MANY notes and many instruments go to make a symphony. Life is like that too.
I do not mean the vast discord of a drunken existence, nor the confusion of intermittent tippling between benders. I mean real life; the experience that commences with active participation in AA. Many instruments and much practice are needed for the symphony which is this great new adventure of living. And it is new for me because, until the time that I came to AA and started to learn how to learn, my actions were the result of “self-will run riot,” as the Big Book calls it. I have proved repeatedly throughout my drinking years that self-will-run-riot does not produce a symphony; it produces a cacophony.

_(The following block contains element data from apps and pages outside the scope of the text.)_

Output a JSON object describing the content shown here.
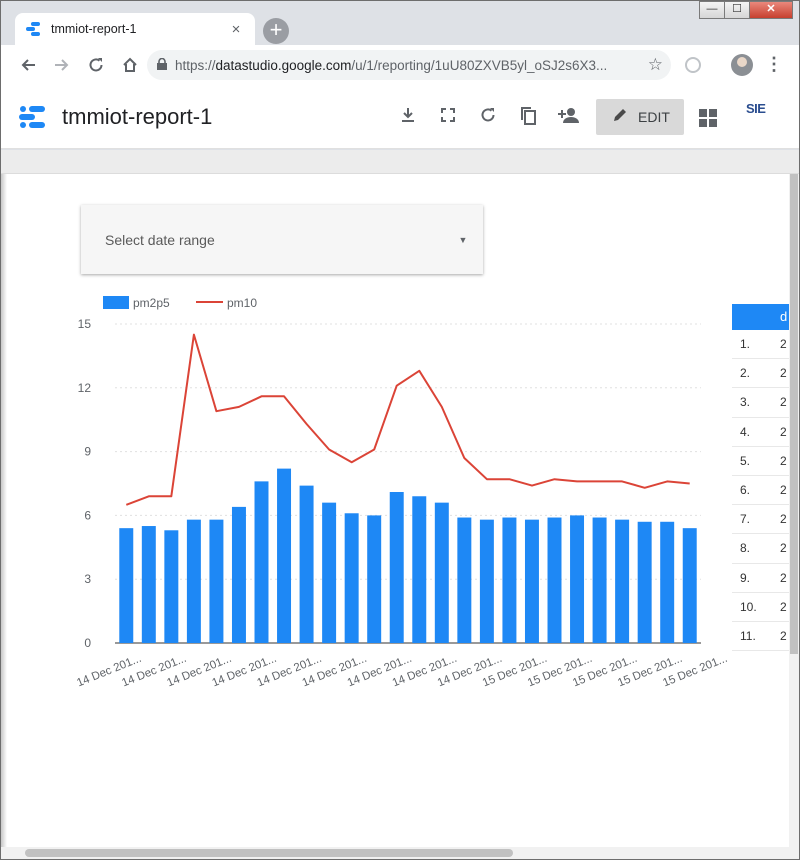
{
  "browser": {
    "tab_title": "tmmiot-report-1",
    "tab_close": "×",
    "new_tab": "+",
    "url_host": "datastudio.google.com",
    "url_prefix": "https://",
    "url_path": "/u/1/reporting/1uU80ZXVB5yl_oSJ2s6X3...",
    "window_controls": [
      "—",
      "☐",
      "✕"
    ]
  },
  "report": {
    "title": "tmmiot-report-1",
    "edit_label": "EDIT",
    "brand_text": "SIE"
  },
  "date_control": {
    "label": "Select date range",
    "caret": "▼"
  },
  "chart_data": {
    "type": "bar",
    "series": [
      {
        "name": "pm2p5",
        "type": "bar",
        "color": "#1e88f5",
        "values": [
          5.4,
          5.5,
          5.3,
          5.8,
          5.8,
          6.4,
          7.6,
          8.2,
          7.4,
          6.6,
          6.1,
          6.0,
          7.1,
          6.9,
          6.6,
          5.9,
          5.8,
          5.9,
          5.8,
          5.9,
          6.0,
          5.9,
          5.8,
          5.7,
          5.7,
          5.4
        ]
      },
      {
        "name": "pm10",
        "type": "line",
        "color": "#db4437",
        "values": [
          6.5,
          6.9,
          6.9,
          14.5,
          10.9,
          11.1,
          11.6,
          11.6,
          10.3,
          9.1,
          8.5,
          9.1,
          12.1,
          12.8,
          11.1,
          8.7,
          7.7,
          7.7,
          7.4,
          7.7,
          7.6,
          7.6,
          7.6,
          7.3,
          7.6,
          7.5
        ]
      }
    ],
    "x_tick_labels": [
      "14 Dec 201...",
      "14 Dec 201...",
      "14 Dec 201...",
      "14 Dec 201...",
      "14 Dec 201...",
      "14 Dec 201...",
      "14 Dec 201...",
      "14 Dec 201...",
      "14 Dec 201...",
      "15 Dec 201...",
      "15 Dec 201...",
      "15 Dec 201...",
      "15 Dec 201...",
      "15 Dec 201..."
    ],
    "y_ticks": [
      0,
      3,
      6,
      9,
      12,
      15
    ],
    "ylim": [
      0,
      15
    ],
    "legend_position": "top-left",
    "grid": true
  },
  "table": {
    "header": "d",
    "rows": [
      {
        "idx": "1.",
        "val": "2"
      },
      {
        "idx": "2.",
        "val": "2"
      },
      {
        "idx": "3.",
        "val": "2"
      },
      {
        "idx": "4.",
        "val": "2"
      },
      {
        "idx": "5.",
        "val": "2"
      },
      {
        "idx": "6.",
        "val": "2"
      },
      {
        "idx": "7.",
        "val": "2"
      },
      {
        "idx": "8.",
        "val": "2"
      },
      {
        "idx": "9.",
        "val": "2"
      },
      {
        "idx": "10.",
        "val": "2"
      },
      {
        "idx": "11.",
        "val": "2"
      }
    ]
  }
}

Now I cannot see the pattern in my present life. It is not necessary, perhaps not desirable, for me to see the pattern. I am not the composer so that is not my part in it. My part is to become a part of the symphony by practicing the use of the instruments I am given, of which there are twelve. These are the Twelve Suggested Steps. They are only suggested because spontaneity and enthusiasm are necessary to growth in this new life. There is plenty of self-discipline needed, because there are no laws except spiritual laws.
I need to train my ears for omissions and sounds of disharmony which indicate that the spiritual law is not being fulfilled. These are negligence, dishonesty, self-centeredness, fear, resentment, self-pity. The spiritual law requires that with the help of God, as I understand Him, and of other alcoholics I make myself fit to give and to receive and to practice these principles in all my affairs.
With this help I have been shown how to carry out these profound exercises. Only I can practice them. Principles are things which I used to regard as priggish theory. Now I know them for what they are: Basic truth, moral standards, reasoning. These things I did not know in the life before AA.
Through AA I am learning little by little, by error and by enlightenment, by experiences both gay and sad, by the thoughtful discussion of group meetings and the continual surfacing of the group conscience, how to apply these three things to my life. By this I mean my small, busy, daily hour-to-hour life with its myriad variations of mood and circumstance, its speed which makes deliberate forethought often impossible and a sincere desire to do what is best indispensable.
My life’s task now is not a task at all but rather a gift so great it is beyond my present comprehension, for I was not long ago born anew and I am in many ways infantile and often clumsy about living. My ears are not well attuned to the composer’s desire. Yet more and more often I can hear the mistakes I make, and when my fellow-learners and I discuss the methods of our practicing we can laugh at our faults out of a heart mysteriously light. We are encouraged by the progress of our discoveries.
The instruments are priceless, but they are no use in that dusty corner. I must review them with wonder, practice them with joy, and rely on the composer with serenity.